Eagle said he’ll be a little nervous for the game, which caps the six championship matchups at the Tacoma Dome this weekend. His — and Camas’ — only other experience in the finals will do that to a person.
Camas, then ranked 67th in the nation, had a 13-point lead with less than two minutes remaining against Chiawana in the 2013 title game. But the Riverhawks scored quickly, recovered the ensuing onside kick and scored again as time expired, winning 27-26.
“My son (Zach) was a senior on that team, and it was a real special group of kids,” Eagle said. “And we lost. … This group is similar in it has strong leadership and good work ethic. We’ll see.”
It’s been a slow process getting Camas, located 20 miles northeast of Portland, into the national spotlight. The team struggled in the 1990s, at one point enduring a 27-game losing streak.
“Bob Holman took it over when nobody really wanted the job,” said Eagle of his predecessor. “He worked here for about 10 years and really laid the foundation of which we’re enjoying now.”
The Papermakers, called such because of the old Georgia-Pacific paper mill downtown, benefited from the population surge in the area. The once-Class 1A school now has approximately 500 kids involved in the football program from youth up to varsity. Eagle encourages the players to be multifaceted.
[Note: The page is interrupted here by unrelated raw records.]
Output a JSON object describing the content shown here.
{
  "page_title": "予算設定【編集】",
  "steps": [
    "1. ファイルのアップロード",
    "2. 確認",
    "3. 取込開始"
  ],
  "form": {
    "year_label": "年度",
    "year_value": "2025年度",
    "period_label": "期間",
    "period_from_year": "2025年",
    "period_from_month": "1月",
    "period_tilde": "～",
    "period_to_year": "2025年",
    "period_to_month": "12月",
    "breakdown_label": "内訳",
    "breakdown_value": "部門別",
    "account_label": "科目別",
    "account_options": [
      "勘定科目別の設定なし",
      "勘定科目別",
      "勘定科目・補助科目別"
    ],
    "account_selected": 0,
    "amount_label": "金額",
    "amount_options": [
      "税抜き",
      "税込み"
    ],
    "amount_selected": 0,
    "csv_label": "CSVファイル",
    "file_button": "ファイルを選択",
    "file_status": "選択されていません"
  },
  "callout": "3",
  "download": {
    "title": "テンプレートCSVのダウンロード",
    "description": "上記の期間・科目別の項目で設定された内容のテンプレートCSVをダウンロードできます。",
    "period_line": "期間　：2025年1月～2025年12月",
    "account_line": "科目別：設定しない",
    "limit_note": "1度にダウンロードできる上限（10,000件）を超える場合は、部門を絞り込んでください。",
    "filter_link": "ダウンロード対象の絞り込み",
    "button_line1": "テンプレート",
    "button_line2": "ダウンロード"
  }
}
This year’s team is led by Jack Colletto, a 6-foot-3, 220-pound senior who’s passed for 2,662 yards and rushed for 1,165 more, with a combined 46 touchdowns. He has a trio of receivers, including 5-11 senior Drake Owen, who was medically cleared to play Saturday.
Owen, who has 717 yards receiving with seven touchdowns, left in the second quarter of the Papermakers’ semifinal win against Sumner last week after a hard hit while trying to field a punt.
Eagle declined to talk about there not being a player ejection due to the hit. After reviewing footage, officials at the Washington Interscholastic Activities Association told The Columbian it was “a targeting call and it should have been an ejection.”
Camas averaged 45.7 points this season, but Richland allowed opponents an average of only 11.9 during its lead up to state.
“They’ve had a really good run of talent the past couple years, and they’re coached well, which is a lethal combination,” Eagle said. “They won’t overwhelm you in terms of size, but they’re very athletic and they don’t make mistakes.”